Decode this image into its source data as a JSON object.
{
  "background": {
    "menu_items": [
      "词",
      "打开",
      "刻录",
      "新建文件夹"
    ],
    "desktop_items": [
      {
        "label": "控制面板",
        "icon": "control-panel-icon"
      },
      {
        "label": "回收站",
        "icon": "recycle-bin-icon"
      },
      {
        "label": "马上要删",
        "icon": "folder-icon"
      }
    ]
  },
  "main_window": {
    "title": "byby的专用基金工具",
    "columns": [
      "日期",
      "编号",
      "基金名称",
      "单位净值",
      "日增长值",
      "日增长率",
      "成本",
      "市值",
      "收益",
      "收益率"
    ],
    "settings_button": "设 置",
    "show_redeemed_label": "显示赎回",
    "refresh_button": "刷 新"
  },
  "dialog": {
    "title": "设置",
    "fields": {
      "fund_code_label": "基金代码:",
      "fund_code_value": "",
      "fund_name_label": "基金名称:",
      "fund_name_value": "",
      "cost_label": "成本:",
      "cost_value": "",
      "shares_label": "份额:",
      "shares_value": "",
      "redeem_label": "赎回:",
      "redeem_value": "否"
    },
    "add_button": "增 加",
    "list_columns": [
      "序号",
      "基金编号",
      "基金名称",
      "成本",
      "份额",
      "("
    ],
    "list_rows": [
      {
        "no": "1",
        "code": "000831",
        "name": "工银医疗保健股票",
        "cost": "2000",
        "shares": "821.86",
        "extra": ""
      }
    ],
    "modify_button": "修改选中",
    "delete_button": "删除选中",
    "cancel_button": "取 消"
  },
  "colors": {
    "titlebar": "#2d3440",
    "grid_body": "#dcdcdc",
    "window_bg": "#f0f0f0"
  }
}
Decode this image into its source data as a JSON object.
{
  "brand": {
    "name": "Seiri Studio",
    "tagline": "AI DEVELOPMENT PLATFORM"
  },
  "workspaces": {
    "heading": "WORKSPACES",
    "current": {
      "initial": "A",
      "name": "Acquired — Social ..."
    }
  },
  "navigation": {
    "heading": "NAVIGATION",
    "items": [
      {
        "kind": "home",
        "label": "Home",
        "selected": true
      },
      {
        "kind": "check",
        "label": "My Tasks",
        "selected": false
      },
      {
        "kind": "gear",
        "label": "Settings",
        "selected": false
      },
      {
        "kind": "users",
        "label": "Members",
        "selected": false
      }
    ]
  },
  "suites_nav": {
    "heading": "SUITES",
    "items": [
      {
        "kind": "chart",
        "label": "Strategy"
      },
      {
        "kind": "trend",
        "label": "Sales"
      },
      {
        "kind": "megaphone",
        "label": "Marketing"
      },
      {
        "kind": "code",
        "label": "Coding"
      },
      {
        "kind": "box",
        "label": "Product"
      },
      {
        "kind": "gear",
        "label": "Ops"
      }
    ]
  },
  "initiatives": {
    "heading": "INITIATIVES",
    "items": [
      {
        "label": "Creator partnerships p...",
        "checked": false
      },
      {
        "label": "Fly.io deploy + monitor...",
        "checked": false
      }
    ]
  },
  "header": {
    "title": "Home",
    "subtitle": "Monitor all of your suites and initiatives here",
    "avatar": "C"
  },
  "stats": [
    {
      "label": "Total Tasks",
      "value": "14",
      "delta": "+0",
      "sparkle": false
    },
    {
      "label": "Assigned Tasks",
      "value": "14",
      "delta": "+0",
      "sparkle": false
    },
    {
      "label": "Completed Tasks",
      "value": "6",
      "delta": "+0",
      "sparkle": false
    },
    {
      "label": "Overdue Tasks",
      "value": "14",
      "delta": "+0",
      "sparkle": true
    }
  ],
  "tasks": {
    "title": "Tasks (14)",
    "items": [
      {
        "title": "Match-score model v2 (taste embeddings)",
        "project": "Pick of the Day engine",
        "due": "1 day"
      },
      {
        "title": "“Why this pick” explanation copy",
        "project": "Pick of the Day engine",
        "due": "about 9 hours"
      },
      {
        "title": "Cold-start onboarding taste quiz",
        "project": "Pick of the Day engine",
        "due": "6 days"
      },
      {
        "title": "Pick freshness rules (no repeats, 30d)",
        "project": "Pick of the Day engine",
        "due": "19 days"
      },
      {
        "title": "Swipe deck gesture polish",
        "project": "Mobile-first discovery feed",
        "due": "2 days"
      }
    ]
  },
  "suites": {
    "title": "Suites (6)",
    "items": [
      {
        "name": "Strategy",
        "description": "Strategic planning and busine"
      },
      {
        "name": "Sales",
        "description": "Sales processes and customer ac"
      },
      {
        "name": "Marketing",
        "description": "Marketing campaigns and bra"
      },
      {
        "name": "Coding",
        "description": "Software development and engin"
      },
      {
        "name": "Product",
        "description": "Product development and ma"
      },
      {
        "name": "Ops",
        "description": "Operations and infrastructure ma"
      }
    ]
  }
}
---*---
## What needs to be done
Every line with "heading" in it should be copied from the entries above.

## Result below
    "heading": "WORKSPACES",
    "heading": "NAVIGATION",
    "heading": "SUITES",
    "heading": "INITIATIVES",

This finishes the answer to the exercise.